- _Problem_
In the data, extract each line that holds the string "Compartimento".

(Page and application data records)

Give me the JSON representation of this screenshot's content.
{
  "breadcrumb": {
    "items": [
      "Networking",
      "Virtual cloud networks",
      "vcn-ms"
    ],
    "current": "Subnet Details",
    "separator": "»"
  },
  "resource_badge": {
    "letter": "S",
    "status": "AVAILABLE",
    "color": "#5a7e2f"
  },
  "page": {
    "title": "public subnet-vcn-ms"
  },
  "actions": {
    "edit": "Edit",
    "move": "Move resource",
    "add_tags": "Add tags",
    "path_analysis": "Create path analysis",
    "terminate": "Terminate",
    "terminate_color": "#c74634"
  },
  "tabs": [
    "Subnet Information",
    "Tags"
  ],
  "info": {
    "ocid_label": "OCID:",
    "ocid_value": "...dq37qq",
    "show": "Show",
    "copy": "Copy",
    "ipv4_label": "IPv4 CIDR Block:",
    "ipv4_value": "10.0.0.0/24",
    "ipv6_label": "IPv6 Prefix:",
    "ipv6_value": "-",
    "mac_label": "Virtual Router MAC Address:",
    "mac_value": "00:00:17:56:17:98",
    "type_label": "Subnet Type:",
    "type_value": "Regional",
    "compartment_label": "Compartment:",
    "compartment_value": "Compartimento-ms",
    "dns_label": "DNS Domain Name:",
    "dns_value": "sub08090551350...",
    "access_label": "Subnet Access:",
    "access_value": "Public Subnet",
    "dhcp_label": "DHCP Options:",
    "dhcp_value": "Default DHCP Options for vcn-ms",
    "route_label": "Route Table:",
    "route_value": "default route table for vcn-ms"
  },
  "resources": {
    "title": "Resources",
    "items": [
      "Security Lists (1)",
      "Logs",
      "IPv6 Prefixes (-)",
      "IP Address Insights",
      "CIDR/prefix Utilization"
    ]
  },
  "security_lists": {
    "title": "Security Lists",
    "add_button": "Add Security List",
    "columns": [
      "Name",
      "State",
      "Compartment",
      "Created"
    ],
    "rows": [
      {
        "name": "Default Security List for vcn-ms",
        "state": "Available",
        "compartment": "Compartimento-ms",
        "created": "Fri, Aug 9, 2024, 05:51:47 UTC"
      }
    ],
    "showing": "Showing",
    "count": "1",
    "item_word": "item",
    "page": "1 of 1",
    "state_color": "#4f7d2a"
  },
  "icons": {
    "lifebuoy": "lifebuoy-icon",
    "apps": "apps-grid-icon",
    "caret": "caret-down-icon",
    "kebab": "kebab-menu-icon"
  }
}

- _Answer to the exercise_
    "compartment_value": "Compartimento-ms",
        "compartment": "Compartimento-ms",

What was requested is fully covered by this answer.